Maybe it was the namecheck on Train’s grating hit “Hey Soul Sister”. Or maybe it’s that major labels, desperate for cash, are emptying the vaults of anything that can possibly be turned into product. Or it’s that the 1980s revival has hit a fever pitch, or a perfect storm involving all of the above. Whatever the case, RCA/Legacy has decided to release Mr. Mister’s fourth album, Pull, after two decades on the shelf. And less than three months after release, it’s already winning awards. Well, at least one award. Pull was named The Onion AV Club’s “Least Essential Long-Lost Record by a Band With a Terrible Name”. No, this isn’t exactly Lifehouse, but don’t stop reading here. This is something of a redemption story. Because, against all odds, Pull justifies the belated release, and this without much nostalgia value at all.
If you remember Mr. Mister at all, and few outside a core group of fanatics likely do, it’s for the flash-in-the-pan pair of number one hits the band had in the mid-’80s: “Broken Wings” and “Kyrie”. Both songs upheld the standard rock production values of the time; that is, synths, big drums, trebly guitars, and more synths. Listen to either today and there’s no mistaking which half-decade they were created in. But “Broken Wings” and “Kyrie” also revealed a band that was more thoughtful and atmospheric than many of its contemporaries. All four band members were already accomplished session musicians and singers, and in the handsome, sandy-voiced vocalist/bassist Richard Page, Mr. Mister had an equally-attractive but far less pompous version of Sting.
But Mr. Mister were one of the first of many bands to suffer a phenomenon that was rampant in the music business during the 1990s, as digital technology began to threaten the major labels’ stranglehold on the industry. They were victims of the ol’ Record Label/A&R Regime Change. In other words, the people who signed them to RCA and supported and promoted them were gone. Some new suits with eyes on the bottom line were in charge. Despite the two smash singles and a number one album, Welcome to the Real World, Mr. Mister never had another major hit. When in 1990 they turned in the less commercial, more sprawling Pull, RCA passed and the band split soon after.

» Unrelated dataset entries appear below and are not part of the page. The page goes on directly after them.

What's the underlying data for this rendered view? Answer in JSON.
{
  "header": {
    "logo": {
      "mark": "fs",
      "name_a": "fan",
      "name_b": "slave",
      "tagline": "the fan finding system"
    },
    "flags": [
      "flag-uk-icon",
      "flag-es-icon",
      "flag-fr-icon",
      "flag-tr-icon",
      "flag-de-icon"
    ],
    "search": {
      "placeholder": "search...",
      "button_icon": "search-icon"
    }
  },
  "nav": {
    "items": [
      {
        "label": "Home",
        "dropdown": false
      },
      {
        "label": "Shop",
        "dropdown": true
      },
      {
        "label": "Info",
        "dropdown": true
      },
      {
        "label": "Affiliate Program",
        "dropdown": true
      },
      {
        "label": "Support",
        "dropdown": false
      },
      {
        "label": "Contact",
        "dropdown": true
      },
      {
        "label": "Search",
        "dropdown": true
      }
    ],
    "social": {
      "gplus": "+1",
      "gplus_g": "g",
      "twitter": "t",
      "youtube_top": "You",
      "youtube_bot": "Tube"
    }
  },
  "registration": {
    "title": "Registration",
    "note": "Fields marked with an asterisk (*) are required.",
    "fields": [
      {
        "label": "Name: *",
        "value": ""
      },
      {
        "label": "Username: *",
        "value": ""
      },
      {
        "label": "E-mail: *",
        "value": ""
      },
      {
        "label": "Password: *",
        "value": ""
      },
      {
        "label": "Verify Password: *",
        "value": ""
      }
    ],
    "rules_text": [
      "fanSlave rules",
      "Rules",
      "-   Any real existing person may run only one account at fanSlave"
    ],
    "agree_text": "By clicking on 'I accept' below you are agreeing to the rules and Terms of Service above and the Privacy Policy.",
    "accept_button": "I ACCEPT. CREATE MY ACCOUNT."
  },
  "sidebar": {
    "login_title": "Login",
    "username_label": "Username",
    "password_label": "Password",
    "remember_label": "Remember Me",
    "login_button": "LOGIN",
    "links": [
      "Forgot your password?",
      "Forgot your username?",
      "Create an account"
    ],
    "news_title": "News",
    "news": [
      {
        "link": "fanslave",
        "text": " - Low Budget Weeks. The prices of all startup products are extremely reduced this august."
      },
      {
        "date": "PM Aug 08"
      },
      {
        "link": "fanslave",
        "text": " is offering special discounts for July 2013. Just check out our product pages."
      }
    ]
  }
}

Naturally, Page now describes Pull as a special album, the band’s best work. The surprise is he’s right. Pull has a few signifiers of its time — step right up, fretless bass and Yamaha DX-7 and Roland D-50 synth presets! Overall, though, it sounds remarkably contemporary. Mr. Mister ditched most of the sequencers and electronic drums, and indulged their more progressive and jazz fusion tendencies. This may sound like a disaster, but the band kept just enough pop smarts to prevent themselves from going off the rails. Pull abounds with odd time signatures and syncopated rhythms, but it also has tunes. It’s almost like a consistent sampler of the prog and jazz-influenced pop sounds of the day.
Imagine Talk Talk’s left-field, post-jazz manifesto Spirit of Eden, but done with the intention of creating a million-seller. That’s the feeling you get on tracks like “Burning Bridge” and “No Words to Say”, with their subtle arrangements and crisply-mixed, kettle-like drums. There are more up-front, energetic moments, too. Opener “Learning to Crawl” is downright powerful, an Eastern-sounding synthesizer leading to a defiant piano arpeggio before the drums and guitars come crashing in. This isn’t far from what Yes were doing around that time. Indeed, Yes’s Trevor Rabin contributes guitar to Pull. Sure beats Asia, I’ll tell you that much. “I Don’t Know Why” starts off with a rush of pure Rush, before mellowing out and then picking back up again. “Crazy Boy” has a laid back, Steely Day-type feel, not quite meriting the word “groove” but coming close. The nervous energy of “Close Your Eyes” recalls late-period Police.
As far as pop moments go, “Waiting in My Dreams” and “Lifetime” fit the bill, and the latter is catchy in a good-vibe sort of way. The dramatic “Surrender” gives a nice summary of what Pull is up to, mixing pop, prog, and light world music influences in the way that made Peter Gabriel a superstar. Props to the Procol Harum-style organ, too. Throughout, Price proves to be a capable, easy-on-the-ears vocalist who knows when to just let the music do its thing. The album is sprinkled with some nice harmonies, too.
In a sense, it’s not hard to hear why RCA rejected Pull. Any number of tracks would have, and still would, sound good on album-oriented radio, but nothing jumps out and says, “Pop hit!”. But the album also suggests Mr. Mister could have had a rich future ahead of them. They had already escaped many of the trappings of the ’80s. Ironically, that’s why it took another two decades for Pull to see the light of day. It’s not essential, but it’s far from a laugher. Score it as a pleasant, albeit very late, surprise, then.